3 Dec. 45

"The opinion of Stumpf is also that the attack of the Army has to proceed. The Führer has not made any decision as yet about commitment against Prague.

"2000 hours: The Führer addresses the people and the world in an important speech at the Sportpalast." Then the entry on 27 September:

"1320 hours: The Führer consents to the first wave of attack being advanced to a line from where they can arrive in the assembly area by 30 September."
The order referred to by General Jodl was also recorded by the faithful Schmundt, which appears as Item 33 at Page 57 of the file. I'll read it in its entirety. It is the order which brought the Nazi Army to a jumping-off point for the unprovoked and brutal aggression:

"28. 9. 38.; most secret; memorandum.

"At 1300 hours 27 September the Führer and Supreme Commander of the Armed Forces ordered the movement of the assault units from their exercise areas to their jumping-off points.

"The assault units (about 21 reinforced regiments, or seven divisions) must be ready to begin the action against Grün on 30 September, the decision having been made 1 day previously by 1200 noon.

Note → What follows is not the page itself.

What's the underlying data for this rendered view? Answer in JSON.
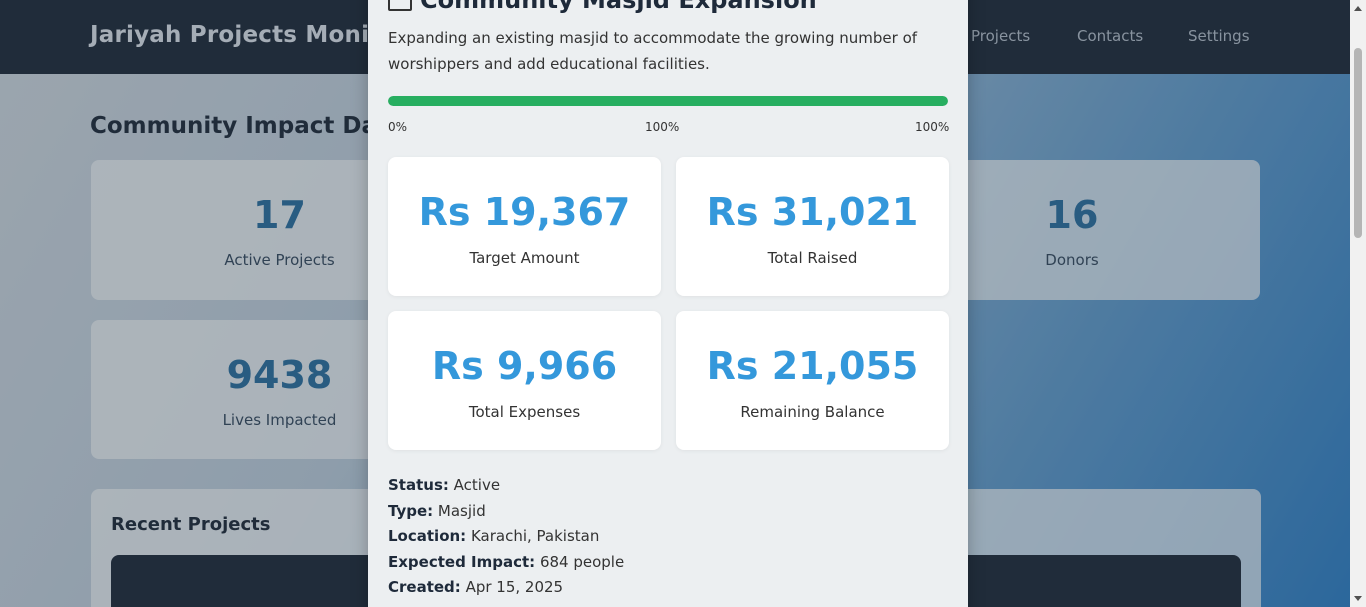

"This order was conveyed to General Keitel at 1320 through Major Schmundt"-pencil note by Schmundt.
At this point, with the Nazi Army poised in a strategic position around the borders of Czechoslovakia, we shall turn back for a moment to examine another phase of the Czech aggression. The military preparations for action against Czechoslovakia had not been carried out in vacuo.

They had been preceded by a skillfully conceived campaign designed to promote civil disobedience in the Czechoslovak State. Using the techniques they had already developed in other uncontested ventures underhandedly, the Nazi conspirators over a period of years used money, propaganda, and force to undermine Czechoslovakia. In this program the Nazis focused their attention on the persons of German descent living in the Sudetenland, a mountainous area bounding Bohemia and Moravia on the northwest and south. I now invite the attention of the Tribunal to Document Number 998-PS and offer it in evidence as an exhibit.

This exhibit is entitled, "German Crimes Against Czechoslovakia" and is the Czechoslovak Government's official report for the prosecution and trial of the German major war criminals. I believe that this report is clearly included within the provisions of Article 21,